Data:
╭──

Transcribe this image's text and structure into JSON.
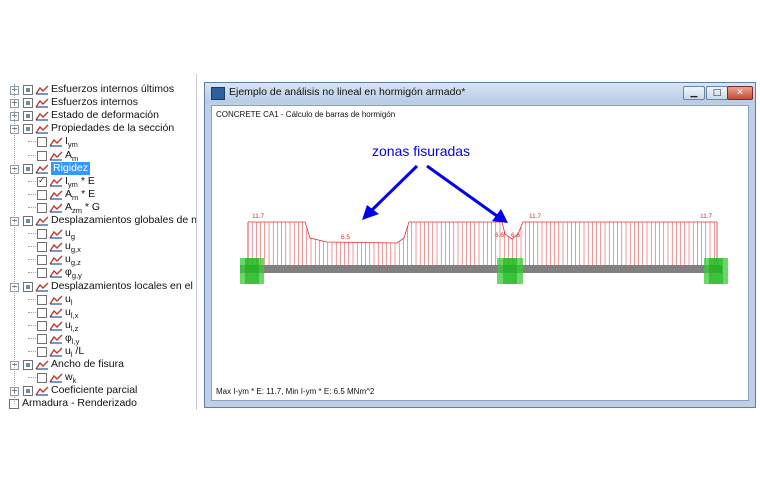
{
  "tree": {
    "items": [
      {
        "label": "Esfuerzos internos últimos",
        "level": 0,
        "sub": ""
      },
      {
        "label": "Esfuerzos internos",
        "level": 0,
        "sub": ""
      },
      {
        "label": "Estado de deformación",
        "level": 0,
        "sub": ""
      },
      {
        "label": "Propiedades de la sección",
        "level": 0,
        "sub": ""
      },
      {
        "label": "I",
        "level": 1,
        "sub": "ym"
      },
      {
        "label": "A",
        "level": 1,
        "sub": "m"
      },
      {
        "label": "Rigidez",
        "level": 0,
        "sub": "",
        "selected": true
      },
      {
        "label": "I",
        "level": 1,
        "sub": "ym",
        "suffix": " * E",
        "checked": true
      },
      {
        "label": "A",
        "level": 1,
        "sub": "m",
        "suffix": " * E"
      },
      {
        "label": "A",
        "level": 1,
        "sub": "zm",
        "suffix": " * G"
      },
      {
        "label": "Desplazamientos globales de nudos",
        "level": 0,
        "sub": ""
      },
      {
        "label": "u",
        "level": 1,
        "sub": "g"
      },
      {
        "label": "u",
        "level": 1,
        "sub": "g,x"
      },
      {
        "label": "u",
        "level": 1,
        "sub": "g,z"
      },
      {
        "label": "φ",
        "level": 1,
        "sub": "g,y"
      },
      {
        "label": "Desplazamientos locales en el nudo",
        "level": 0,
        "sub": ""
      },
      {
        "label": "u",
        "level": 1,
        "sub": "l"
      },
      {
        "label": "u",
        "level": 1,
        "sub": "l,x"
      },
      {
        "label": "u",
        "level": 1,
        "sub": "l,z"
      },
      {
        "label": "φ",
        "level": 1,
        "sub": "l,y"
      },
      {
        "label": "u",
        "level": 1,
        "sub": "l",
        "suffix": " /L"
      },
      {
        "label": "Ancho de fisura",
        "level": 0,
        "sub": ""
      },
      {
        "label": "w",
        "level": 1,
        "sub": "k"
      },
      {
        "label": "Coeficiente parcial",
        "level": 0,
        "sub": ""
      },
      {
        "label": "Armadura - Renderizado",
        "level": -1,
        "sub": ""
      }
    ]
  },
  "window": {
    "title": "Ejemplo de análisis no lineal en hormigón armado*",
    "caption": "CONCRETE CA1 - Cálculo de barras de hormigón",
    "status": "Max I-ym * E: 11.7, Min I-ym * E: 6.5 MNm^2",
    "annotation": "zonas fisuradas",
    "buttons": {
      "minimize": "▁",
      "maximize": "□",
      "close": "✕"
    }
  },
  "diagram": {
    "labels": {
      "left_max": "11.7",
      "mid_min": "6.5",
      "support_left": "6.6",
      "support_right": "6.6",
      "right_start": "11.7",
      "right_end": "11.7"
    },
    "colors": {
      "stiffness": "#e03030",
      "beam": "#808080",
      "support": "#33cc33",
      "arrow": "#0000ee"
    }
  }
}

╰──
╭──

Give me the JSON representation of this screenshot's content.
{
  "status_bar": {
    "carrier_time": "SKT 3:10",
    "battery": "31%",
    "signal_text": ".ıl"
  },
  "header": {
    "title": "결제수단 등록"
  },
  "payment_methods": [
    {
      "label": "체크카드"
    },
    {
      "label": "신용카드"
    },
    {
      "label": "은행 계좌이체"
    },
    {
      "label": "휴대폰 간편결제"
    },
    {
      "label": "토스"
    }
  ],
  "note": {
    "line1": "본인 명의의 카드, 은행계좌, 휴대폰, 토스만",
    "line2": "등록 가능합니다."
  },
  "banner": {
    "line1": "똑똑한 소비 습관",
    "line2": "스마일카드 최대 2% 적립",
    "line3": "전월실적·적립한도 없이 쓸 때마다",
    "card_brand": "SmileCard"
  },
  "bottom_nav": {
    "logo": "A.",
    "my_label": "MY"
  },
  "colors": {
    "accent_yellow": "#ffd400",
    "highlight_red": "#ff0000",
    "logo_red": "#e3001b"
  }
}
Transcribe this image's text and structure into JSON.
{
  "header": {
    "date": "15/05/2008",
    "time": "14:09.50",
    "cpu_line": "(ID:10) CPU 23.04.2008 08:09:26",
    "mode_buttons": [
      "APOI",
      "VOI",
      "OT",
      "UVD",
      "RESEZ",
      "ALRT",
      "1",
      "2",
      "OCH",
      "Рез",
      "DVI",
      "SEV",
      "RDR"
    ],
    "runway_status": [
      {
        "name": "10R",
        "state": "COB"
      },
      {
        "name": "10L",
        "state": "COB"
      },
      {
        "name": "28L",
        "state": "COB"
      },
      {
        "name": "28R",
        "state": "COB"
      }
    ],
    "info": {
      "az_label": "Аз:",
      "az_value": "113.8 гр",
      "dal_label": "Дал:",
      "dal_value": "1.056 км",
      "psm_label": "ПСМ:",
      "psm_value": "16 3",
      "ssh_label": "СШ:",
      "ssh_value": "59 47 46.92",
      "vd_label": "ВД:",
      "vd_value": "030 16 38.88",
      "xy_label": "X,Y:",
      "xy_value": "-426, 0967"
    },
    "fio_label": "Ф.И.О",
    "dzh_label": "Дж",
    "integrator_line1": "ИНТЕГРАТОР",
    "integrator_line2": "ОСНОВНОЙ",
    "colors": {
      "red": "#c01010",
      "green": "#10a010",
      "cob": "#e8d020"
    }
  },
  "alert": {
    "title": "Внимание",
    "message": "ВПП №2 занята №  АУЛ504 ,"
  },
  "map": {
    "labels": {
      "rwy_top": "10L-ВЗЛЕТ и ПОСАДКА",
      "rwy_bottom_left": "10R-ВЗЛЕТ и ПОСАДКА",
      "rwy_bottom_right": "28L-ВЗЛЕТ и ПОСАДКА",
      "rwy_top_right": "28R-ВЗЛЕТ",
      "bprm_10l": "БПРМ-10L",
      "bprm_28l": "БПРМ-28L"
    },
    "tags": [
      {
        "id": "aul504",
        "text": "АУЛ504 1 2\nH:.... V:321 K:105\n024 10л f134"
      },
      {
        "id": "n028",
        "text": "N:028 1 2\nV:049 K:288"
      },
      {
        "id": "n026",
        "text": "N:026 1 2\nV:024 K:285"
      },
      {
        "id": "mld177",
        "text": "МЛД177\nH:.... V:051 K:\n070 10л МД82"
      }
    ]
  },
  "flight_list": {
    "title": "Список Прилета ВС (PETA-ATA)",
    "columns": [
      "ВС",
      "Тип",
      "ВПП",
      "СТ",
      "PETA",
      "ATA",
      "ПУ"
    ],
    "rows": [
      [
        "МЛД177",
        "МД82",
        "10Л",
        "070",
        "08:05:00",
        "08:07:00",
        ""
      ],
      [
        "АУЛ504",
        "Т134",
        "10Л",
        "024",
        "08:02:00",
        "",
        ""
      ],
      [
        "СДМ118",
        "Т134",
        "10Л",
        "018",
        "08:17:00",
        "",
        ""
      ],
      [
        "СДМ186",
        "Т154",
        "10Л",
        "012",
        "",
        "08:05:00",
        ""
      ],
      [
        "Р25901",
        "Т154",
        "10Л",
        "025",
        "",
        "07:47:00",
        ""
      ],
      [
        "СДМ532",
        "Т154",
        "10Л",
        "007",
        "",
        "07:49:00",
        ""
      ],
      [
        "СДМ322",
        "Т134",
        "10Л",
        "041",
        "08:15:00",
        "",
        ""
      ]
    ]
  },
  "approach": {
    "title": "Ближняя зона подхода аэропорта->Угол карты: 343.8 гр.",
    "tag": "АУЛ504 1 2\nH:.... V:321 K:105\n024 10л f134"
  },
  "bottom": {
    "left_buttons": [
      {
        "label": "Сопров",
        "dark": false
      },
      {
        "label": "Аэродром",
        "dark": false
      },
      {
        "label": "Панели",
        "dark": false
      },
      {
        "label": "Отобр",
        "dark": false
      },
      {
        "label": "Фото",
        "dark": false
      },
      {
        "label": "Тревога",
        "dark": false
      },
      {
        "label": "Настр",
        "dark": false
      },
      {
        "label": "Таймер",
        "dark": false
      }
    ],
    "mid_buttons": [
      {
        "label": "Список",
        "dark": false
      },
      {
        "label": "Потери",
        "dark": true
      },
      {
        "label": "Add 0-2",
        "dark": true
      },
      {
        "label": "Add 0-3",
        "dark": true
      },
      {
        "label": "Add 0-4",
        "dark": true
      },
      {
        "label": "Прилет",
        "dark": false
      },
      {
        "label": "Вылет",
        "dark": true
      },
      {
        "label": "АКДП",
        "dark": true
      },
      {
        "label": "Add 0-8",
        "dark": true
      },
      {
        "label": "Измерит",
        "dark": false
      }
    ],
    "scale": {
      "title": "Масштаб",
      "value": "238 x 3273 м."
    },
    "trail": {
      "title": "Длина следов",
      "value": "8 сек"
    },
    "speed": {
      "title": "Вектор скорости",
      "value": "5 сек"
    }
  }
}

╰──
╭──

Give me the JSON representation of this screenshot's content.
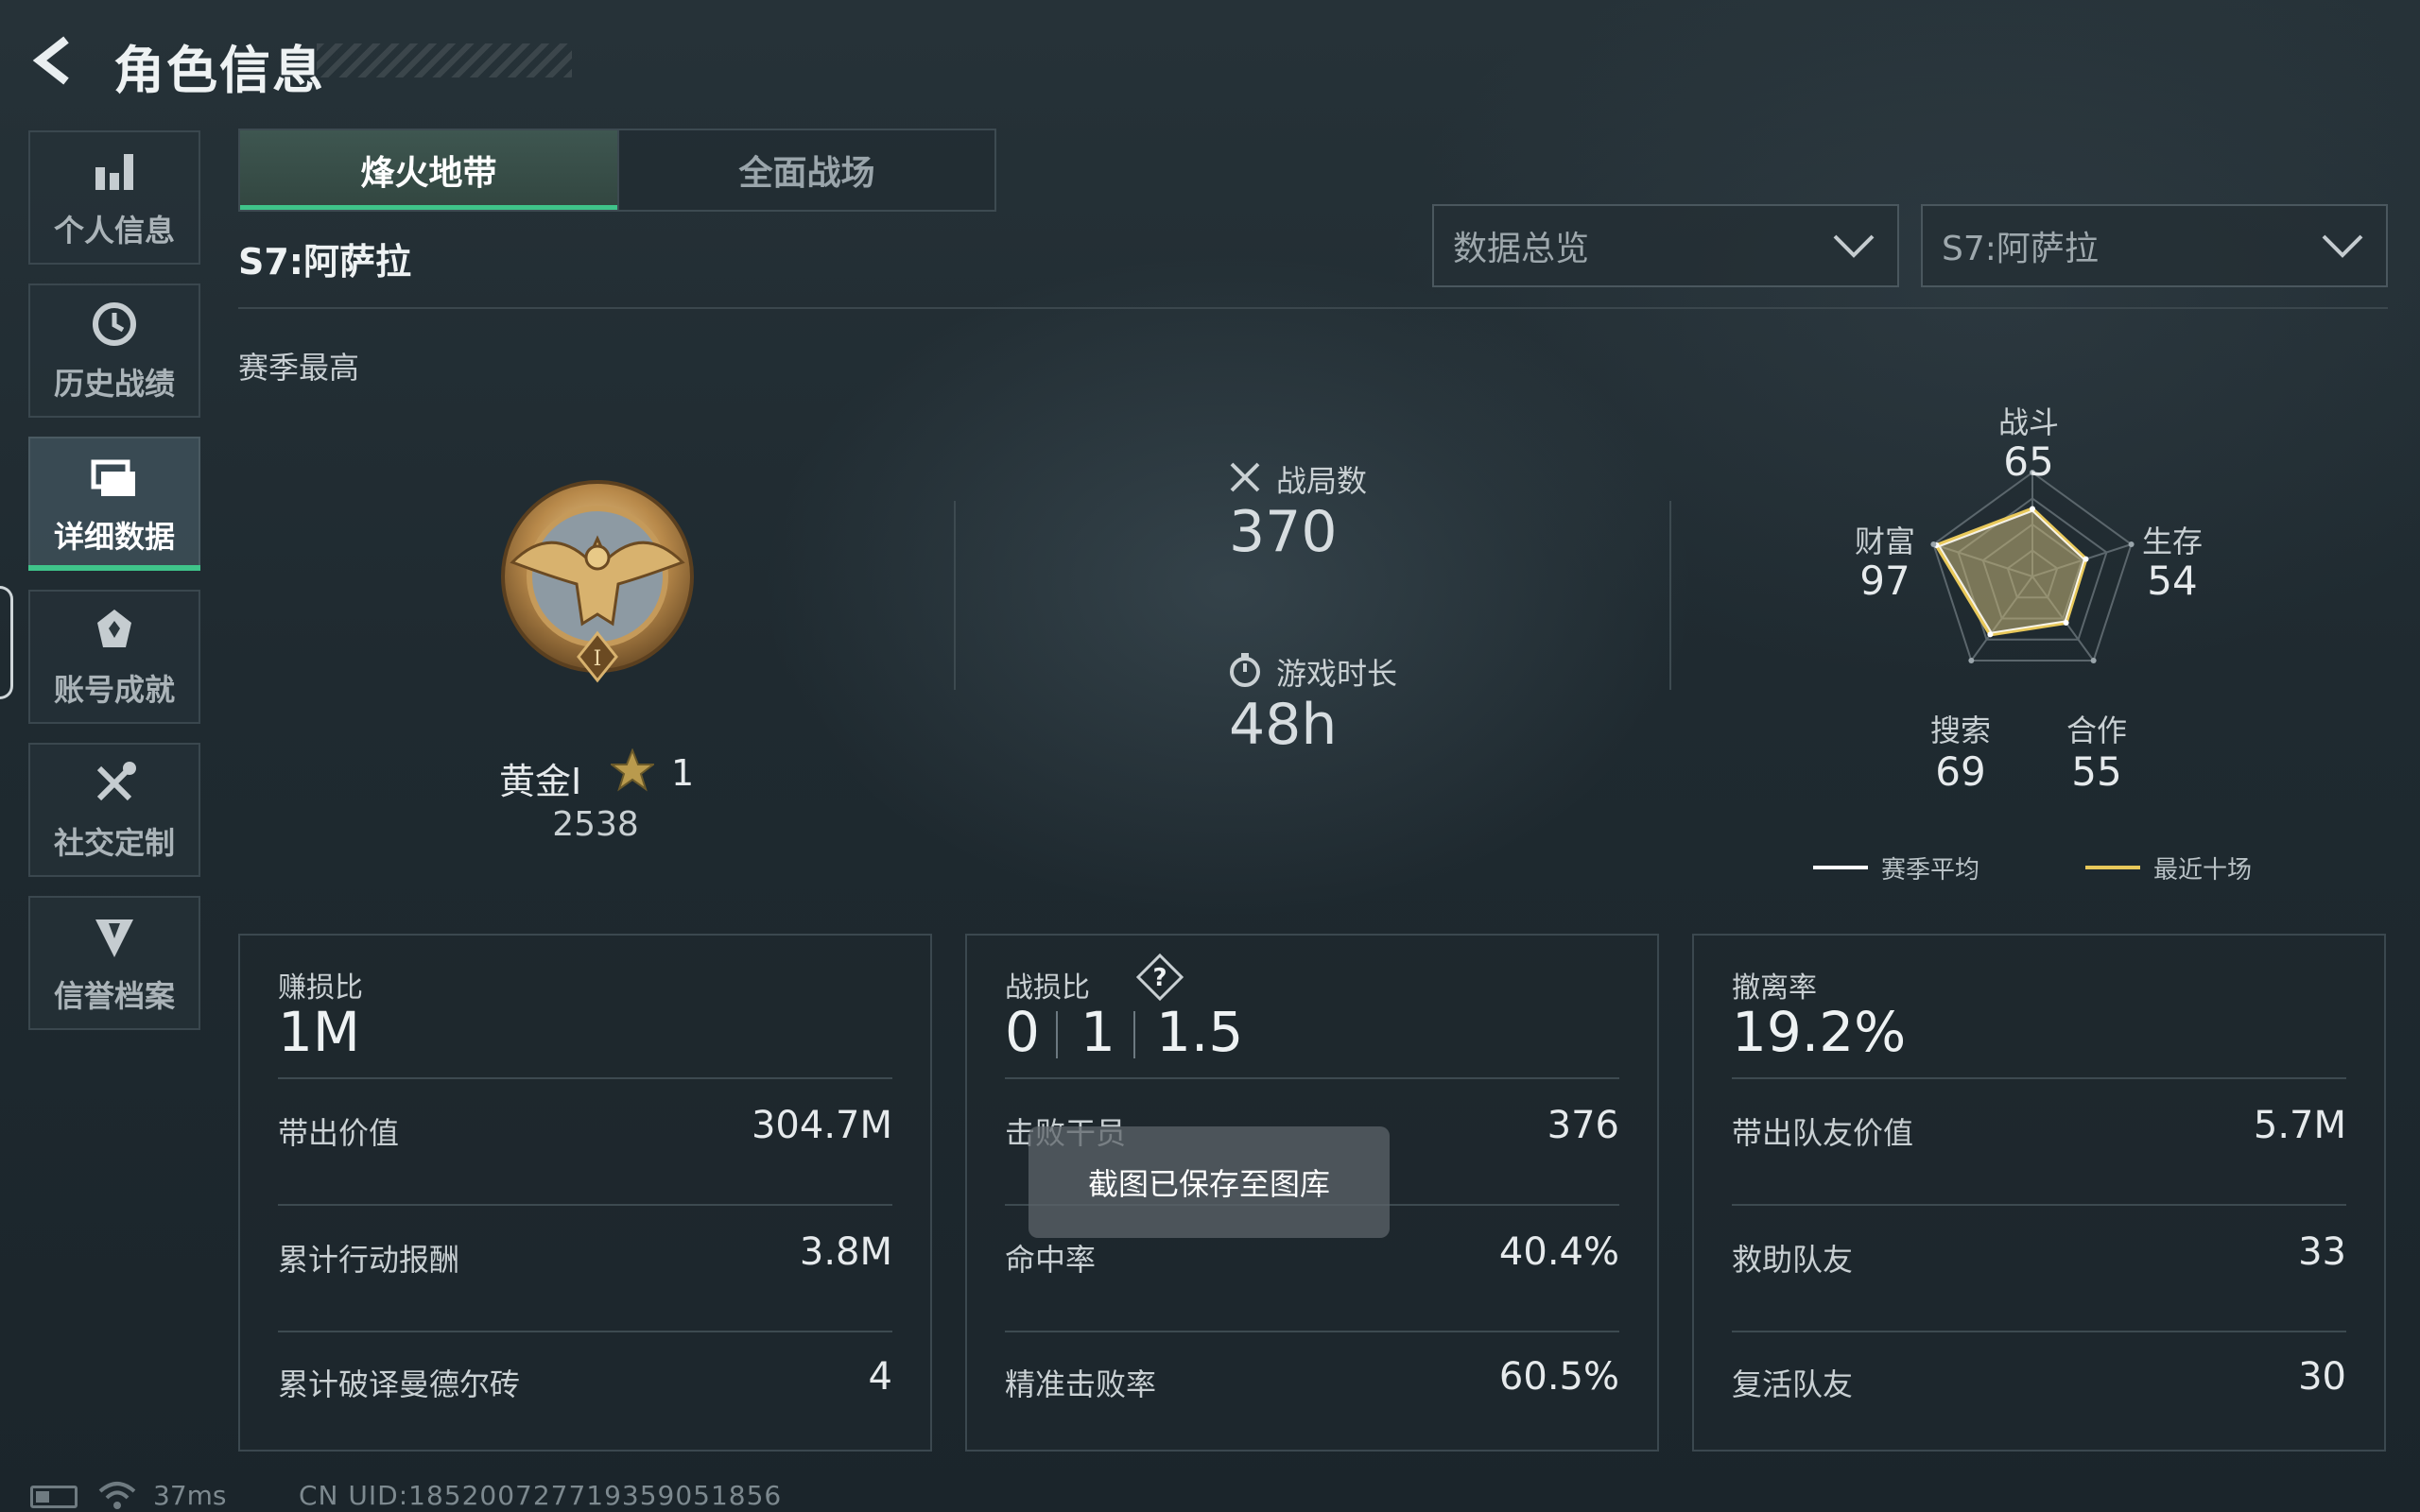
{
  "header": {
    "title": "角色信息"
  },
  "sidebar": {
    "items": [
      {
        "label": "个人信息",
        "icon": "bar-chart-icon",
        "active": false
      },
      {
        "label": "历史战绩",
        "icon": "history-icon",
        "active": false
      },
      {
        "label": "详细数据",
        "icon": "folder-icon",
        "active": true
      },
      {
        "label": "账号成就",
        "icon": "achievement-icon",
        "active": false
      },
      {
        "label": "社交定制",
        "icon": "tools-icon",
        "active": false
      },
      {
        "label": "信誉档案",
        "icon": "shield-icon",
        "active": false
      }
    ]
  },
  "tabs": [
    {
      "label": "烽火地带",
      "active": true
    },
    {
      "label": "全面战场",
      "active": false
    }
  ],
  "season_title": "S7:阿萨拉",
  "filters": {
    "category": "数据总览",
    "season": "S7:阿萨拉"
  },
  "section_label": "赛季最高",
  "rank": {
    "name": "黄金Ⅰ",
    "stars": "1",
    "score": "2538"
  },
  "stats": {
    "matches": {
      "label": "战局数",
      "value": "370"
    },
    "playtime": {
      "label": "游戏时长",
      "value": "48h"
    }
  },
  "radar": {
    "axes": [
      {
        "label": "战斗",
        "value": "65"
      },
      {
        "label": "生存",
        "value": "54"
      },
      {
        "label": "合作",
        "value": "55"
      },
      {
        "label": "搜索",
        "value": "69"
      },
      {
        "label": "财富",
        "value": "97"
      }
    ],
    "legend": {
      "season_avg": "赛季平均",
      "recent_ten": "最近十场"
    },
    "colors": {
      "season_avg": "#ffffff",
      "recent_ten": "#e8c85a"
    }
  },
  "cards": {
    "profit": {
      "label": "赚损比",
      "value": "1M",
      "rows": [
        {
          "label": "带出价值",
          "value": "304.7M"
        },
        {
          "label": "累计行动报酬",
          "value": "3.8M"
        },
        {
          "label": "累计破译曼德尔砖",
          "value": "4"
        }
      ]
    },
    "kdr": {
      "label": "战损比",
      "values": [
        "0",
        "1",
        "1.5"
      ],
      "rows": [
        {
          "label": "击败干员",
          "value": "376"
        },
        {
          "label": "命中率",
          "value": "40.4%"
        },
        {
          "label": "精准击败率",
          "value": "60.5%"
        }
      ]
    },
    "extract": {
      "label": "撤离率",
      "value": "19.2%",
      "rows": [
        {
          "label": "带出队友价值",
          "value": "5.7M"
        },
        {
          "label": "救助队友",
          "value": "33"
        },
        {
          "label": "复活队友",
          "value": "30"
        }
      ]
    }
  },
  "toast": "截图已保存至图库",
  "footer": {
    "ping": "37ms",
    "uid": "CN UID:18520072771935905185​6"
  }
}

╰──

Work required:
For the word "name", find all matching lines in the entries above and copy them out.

Written reply:
        "name": "10R",
        "name": "10L",
        "name": "28L",
        "name": "28R",
    "name": "黄金Ⅰ",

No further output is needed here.